* _Exercise instructions_:
Copy out all lines from the entries below in which "Приложение" occurs.

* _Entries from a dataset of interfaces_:
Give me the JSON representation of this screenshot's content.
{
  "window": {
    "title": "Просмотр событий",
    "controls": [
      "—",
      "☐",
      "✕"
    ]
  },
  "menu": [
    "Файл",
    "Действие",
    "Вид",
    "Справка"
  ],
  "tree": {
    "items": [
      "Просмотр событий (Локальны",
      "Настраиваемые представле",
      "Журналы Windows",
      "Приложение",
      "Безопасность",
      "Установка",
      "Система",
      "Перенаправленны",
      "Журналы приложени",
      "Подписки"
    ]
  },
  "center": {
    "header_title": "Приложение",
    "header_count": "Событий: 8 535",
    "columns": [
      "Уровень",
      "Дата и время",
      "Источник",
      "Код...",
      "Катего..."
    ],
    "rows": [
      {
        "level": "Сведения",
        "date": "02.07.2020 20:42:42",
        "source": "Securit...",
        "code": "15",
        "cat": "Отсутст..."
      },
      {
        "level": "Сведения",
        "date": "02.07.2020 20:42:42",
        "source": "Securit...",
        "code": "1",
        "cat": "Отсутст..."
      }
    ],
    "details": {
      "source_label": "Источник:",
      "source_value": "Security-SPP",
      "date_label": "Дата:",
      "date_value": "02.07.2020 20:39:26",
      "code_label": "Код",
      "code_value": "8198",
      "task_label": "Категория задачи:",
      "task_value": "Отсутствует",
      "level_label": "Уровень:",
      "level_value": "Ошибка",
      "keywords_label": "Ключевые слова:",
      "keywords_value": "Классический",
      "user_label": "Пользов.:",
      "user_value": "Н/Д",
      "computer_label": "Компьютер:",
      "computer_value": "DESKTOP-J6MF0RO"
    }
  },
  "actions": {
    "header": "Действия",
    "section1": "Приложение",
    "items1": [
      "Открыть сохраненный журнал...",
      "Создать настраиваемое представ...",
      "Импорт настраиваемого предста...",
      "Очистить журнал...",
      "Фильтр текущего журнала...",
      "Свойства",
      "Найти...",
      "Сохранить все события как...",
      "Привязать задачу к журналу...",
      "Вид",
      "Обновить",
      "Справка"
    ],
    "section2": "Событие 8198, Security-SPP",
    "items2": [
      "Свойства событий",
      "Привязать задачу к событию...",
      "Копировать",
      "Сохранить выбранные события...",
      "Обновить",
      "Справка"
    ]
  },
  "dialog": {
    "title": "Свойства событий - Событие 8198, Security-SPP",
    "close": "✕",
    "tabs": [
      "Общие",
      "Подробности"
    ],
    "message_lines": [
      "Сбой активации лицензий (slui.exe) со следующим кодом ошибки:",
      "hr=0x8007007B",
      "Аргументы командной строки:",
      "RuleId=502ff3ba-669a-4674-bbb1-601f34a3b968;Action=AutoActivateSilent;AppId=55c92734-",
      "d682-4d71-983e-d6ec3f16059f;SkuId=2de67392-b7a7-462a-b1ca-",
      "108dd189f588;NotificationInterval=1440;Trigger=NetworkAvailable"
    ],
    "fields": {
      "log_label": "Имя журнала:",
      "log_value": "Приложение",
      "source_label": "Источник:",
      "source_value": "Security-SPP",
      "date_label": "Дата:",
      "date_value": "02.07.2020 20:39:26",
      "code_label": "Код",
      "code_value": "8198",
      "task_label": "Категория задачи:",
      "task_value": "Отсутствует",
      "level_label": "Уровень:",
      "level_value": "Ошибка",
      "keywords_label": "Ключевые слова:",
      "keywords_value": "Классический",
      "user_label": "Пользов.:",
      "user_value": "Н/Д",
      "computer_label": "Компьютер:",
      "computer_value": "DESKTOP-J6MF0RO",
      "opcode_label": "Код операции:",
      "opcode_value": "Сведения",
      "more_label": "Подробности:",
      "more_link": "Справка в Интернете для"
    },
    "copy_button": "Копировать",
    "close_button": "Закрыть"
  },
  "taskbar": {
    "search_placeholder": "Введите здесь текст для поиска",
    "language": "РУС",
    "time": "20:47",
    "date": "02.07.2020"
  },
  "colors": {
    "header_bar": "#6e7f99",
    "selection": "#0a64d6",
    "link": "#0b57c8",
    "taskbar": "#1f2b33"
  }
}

* _Task output_:
      "Приложение",
    "header_title": "Приложение",
    "section1": "Приложение",
      "log_value": "Приложение",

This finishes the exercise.